An Evaluation of the Relative Safety of Pedestrian Infrastructure Using Driver Behavior and Conflict as Surrogates for Crashes

Event Date/Time: 
August 7, 2017 - 2:00pm
Event Location: 
3546D Engineering
Steven York Stapleton
Master's Thesis Defense

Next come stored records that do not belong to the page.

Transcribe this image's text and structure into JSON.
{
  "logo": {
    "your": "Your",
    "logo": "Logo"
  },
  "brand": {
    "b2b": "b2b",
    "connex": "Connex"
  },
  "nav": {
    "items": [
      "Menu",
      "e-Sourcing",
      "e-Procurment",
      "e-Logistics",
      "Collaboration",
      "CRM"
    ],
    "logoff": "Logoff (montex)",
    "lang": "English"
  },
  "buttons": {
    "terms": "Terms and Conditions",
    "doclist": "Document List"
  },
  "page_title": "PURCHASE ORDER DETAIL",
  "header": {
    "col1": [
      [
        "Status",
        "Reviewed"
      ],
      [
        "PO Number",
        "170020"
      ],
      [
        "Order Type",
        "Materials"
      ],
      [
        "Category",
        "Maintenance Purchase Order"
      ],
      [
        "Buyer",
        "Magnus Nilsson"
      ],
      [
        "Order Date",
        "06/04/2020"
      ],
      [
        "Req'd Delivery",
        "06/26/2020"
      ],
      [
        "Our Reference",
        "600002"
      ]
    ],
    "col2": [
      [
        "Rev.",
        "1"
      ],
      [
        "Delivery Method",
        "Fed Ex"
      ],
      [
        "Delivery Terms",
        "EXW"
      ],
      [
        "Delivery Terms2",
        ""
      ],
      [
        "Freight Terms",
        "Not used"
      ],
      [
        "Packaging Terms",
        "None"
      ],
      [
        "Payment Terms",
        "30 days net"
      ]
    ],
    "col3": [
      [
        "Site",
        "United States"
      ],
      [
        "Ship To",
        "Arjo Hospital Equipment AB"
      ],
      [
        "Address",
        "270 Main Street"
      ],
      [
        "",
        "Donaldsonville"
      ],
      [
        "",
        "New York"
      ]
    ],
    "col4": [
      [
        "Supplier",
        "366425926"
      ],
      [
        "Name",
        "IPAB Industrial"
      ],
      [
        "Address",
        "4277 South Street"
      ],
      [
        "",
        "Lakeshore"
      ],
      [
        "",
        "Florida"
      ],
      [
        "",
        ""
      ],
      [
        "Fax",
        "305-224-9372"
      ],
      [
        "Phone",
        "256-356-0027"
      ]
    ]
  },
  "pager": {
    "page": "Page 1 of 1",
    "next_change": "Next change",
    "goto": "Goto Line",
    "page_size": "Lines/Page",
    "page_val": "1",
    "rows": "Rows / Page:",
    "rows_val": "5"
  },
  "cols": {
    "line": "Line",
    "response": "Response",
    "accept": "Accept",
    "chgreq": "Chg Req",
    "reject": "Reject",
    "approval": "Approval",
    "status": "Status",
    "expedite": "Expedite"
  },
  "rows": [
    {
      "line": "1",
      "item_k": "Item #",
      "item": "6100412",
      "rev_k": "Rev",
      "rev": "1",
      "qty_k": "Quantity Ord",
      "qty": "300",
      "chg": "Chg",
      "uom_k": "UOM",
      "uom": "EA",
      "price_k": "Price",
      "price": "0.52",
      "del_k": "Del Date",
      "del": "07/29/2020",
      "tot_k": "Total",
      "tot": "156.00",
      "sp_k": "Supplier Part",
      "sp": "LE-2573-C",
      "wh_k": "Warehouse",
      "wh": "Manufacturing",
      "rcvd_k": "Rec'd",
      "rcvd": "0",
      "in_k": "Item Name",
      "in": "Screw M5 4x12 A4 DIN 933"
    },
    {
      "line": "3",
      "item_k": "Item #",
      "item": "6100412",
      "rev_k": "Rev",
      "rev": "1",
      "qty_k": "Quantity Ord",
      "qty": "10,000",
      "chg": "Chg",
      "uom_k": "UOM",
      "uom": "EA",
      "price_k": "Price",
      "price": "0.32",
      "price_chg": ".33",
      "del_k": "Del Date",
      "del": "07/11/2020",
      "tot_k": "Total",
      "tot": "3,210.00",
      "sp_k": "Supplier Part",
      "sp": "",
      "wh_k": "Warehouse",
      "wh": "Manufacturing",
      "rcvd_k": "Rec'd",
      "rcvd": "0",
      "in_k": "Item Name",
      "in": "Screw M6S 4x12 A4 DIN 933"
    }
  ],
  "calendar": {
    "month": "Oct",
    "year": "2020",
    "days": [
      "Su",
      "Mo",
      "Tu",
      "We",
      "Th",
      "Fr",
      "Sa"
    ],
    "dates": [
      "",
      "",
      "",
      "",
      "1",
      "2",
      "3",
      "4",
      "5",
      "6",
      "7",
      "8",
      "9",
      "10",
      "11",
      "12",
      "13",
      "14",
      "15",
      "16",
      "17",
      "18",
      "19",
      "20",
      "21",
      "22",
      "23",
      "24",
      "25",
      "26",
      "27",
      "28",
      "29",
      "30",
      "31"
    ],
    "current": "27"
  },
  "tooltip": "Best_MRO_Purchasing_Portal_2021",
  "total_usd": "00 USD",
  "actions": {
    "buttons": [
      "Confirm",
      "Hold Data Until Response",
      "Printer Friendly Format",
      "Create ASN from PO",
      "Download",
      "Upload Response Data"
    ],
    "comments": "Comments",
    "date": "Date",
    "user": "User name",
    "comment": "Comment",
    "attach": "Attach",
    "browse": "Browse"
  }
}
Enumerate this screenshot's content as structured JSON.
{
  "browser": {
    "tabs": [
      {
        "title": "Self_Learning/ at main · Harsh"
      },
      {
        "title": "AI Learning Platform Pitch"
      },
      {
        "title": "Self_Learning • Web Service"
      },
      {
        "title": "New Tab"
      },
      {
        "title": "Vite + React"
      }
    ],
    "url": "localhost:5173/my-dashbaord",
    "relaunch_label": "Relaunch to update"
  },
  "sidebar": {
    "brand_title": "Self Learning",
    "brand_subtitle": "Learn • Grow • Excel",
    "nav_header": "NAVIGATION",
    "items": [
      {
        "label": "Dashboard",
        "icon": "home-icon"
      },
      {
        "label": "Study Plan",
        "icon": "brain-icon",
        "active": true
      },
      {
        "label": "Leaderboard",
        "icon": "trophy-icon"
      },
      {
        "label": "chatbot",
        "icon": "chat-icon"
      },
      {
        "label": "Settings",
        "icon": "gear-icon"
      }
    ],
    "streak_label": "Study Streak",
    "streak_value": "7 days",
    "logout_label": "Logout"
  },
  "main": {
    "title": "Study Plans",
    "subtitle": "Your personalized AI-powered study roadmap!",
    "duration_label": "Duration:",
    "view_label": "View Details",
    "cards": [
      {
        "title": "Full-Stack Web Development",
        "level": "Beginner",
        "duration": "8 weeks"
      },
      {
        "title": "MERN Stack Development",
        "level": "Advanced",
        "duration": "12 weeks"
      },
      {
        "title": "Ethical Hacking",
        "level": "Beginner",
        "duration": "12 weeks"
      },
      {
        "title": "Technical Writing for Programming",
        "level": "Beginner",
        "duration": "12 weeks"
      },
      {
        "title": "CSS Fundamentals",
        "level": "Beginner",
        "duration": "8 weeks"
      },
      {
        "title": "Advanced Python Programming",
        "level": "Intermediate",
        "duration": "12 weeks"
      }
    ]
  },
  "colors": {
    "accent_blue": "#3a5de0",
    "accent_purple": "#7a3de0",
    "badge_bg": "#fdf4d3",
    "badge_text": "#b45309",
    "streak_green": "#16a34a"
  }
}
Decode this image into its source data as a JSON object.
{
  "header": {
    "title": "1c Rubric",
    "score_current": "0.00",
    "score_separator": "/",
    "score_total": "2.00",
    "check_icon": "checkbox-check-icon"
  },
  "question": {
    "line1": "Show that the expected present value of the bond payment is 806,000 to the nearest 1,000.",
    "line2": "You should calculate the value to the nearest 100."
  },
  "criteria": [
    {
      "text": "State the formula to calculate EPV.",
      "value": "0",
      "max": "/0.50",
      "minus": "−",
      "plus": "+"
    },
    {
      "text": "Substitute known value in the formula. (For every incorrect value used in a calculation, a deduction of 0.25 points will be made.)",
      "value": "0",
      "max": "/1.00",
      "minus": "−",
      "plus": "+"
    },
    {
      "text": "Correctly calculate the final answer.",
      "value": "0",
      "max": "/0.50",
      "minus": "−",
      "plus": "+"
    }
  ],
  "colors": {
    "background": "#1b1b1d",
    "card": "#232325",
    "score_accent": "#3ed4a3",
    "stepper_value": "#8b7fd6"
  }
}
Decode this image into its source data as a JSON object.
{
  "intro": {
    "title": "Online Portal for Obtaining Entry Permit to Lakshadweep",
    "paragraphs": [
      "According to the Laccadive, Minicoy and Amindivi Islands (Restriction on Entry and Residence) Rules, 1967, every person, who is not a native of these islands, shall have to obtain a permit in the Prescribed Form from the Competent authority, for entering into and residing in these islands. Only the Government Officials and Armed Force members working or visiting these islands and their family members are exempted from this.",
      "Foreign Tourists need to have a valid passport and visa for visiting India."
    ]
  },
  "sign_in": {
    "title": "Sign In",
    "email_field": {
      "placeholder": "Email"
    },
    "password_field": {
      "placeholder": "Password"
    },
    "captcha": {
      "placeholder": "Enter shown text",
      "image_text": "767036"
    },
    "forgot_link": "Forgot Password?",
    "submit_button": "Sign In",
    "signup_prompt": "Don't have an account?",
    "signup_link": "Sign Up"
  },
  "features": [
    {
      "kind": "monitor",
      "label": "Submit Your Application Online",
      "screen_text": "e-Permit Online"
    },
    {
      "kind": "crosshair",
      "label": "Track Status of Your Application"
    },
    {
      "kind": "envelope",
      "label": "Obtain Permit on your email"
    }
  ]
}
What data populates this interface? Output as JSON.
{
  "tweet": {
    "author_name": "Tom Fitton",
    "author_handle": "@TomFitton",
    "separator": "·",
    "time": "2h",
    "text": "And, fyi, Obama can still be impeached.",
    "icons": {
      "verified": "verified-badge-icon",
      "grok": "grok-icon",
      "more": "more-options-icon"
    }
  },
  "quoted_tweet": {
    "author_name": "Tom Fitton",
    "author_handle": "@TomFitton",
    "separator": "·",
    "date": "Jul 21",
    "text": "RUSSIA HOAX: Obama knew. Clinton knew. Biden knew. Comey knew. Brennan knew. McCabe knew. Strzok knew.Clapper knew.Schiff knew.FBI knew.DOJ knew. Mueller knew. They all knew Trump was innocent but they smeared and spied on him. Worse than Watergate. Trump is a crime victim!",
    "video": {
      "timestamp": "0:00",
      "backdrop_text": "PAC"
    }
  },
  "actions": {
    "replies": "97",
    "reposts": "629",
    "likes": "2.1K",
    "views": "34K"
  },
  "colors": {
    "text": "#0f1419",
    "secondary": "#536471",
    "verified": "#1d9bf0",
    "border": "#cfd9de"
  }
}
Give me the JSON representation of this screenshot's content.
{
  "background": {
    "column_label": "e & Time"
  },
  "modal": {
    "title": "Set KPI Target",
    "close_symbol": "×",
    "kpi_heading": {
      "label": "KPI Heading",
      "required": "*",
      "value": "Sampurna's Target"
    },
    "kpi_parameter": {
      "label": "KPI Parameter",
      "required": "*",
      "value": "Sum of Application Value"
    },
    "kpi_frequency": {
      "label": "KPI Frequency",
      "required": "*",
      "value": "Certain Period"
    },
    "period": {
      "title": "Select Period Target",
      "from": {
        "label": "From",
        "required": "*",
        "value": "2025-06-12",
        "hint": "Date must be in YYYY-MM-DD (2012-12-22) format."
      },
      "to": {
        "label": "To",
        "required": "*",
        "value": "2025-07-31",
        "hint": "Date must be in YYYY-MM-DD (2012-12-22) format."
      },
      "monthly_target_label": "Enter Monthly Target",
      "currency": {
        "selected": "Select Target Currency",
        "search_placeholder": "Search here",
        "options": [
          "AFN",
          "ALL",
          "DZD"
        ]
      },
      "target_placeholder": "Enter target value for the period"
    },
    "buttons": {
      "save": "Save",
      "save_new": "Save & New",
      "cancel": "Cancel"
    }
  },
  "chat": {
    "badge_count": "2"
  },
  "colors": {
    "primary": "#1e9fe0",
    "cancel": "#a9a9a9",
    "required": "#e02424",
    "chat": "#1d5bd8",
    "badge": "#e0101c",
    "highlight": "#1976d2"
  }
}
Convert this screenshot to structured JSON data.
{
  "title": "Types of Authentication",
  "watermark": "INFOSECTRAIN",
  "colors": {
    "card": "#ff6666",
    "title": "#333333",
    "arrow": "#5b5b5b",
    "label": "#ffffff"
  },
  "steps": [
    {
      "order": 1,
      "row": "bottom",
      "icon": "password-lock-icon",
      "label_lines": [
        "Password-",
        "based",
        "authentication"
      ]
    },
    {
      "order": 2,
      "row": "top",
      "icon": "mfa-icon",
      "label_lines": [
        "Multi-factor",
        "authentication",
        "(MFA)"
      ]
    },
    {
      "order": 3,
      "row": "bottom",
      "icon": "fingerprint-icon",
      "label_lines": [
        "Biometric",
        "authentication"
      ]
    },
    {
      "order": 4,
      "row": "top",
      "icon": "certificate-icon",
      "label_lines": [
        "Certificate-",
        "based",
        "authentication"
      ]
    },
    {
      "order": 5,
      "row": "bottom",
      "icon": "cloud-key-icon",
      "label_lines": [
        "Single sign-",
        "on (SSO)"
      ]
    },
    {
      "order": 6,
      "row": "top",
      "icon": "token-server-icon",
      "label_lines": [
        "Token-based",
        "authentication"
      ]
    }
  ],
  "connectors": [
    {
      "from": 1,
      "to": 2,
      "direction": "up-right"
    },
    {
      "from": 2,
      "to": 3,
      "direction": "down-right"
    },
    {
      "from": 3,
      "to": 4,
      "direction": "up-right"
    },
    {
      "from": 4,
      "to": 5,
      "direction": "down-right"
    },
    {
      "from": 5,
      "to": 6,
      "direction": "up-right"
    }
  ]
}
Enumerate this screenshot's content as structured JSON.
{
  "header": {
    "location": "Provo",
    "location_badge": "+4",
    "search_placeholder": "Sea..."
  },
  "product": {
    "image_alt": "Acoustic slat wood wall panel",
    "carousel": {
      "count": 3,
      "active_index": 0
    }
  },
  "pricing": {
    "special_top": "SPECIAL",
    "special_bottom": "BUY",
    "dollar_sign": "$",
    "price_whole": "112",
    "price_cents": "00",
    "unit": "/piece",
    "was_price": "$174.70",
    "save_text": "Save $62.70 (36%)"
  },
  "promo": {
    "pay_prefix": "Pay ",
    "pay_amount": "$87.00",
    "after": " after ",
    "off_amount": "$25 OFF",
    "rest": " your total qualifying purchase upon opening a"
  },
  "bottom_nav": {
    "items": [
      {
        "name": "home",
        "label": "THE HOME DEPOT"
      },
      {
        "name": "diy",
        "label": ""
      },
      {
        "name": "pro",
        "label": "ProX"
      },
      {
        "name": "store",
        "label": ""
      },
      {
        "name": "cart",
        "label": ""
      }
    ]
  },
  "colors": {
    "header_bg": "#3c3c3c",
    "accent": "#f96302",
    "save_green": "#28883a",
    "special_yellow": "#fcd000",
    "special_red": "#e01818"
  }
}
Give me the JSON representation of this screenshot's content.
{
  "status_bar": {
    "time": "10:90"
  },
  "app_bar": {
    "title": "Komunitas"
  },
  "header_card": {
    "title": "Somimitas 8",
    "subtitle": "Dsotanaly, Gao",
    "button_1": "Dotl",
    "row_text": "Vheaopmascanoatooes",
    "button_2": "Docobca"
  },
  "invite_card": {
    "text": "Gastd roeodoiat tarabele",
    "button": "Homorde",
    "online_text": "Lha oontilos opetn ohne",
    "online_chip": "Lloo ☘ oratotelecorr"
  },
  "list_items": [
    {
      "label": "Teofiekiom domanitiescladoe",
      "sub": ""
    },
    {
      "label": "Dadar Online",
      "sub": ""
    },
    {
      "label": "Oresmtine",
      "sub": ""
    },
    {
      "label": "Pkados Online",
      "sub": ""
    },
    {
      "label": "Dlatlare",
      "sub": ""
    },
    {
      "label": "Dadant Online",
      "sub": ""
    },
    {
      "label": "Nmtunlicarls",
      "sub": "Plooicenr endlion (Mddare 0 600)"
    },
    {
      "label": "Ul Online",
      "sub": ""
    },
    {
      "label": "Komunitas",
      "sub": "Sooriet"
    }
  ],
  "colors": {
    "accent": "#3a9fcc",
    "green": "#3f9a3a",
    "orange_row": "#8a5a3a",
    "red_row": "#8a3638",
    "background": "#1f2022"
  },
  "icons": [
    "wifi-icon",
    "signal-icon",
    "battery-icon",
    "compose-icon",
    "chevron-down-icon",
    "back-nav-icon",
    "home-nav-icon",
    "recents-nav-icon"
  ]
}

A field study was performed at 40 uncontrolled midblock crosswalks and 26 signalized intersections on low-speed roadways selected from the areas surrounding three major urban college campuses across lower Michigan.  An array of existing traffic control devices existed at the study sites, including various crosswalk marking strategies, along with additional treatments, such as PHBs, RRFBs and single in-street R1-6 signs.  The sites also collectively included a diverse set of roadway and traffic characteristics, including crossing widths, number of lanes, and median presence, along with vehicular, pedestrian, and bicyclist volumes.  Three primary evaluations were performed for the midblock segments and signalized intersection study sites, including:  driver yielding compliance, vehicle-pedestrian conflicts, and non-motorized traffic crash data.  The yielding compliance study found that the type of crosswalk treatment has a strong influence over driver yielding compliance.  While yielding compliance improves substantially when crosswalk markings are utilized, the highest compliance rates are achieved when an additional enhancement device (i.e., RRFB, PHB, or R1-6 sign), is also provided.  The primary limitation towards prediction of pedestrian crashes is the lack of a reliable exposure data to represent the amount of pedestrian or bicyclist activity on a given segment or intersection.